## Brief
The entries shown next need to be written again word for word.

Source records START

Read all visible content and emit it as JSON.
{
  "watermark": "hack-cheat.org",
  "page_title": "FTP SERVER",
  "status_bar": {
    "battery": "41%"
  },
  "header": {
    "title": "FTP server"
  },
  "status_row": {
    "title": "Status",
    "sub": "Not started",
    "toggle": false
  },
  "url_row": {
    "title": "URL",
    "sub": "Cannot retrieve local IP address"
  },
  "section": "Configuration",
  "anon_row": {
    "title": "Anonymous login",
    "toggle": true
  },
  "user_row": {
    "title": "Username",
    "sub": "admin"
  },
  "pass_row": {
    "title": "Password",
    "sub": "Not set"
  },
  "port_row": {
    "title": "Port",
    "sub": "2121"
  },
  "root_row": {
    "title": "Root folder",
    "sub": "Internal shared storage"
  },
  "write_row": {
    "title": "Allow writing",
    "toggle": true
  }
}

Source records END

## Solution for this problem
Read all visible content and emit it as JSON.
{
  "watermark": "hack-cheat.org",
  "page_title": "FTP SERVER",
  "status_bar": {
    "battery": "41%"
  },
  "header": {
    "title": "FTP server"
  },
  "status_row": {
    "title": "Status",
    "sub": "Not started",
    "toggle": false
  },
  "url_row": {
    "title": "URL",
    "sub": "Cannot retrieve local IP address"
  },
  "section": "Configuration",
  "anon_row": {
    "title": "Anonymous login",
    "toggle": true
  },
  "user_row": {
    "title": "Username",
    "sub": "admin"
  },
  "pass_row": {
    "title": "Password",
    "sub": "Not set"
  },
  "port_row": {
    "title": "Port",
    "sub": "2121"
  },
  "root_row": {
    "title": "Root folder",
    "sub": "Internal shared storage"
  },
  "write_row": {
    "title": "Allow writing",
    "toggle": true
  }
}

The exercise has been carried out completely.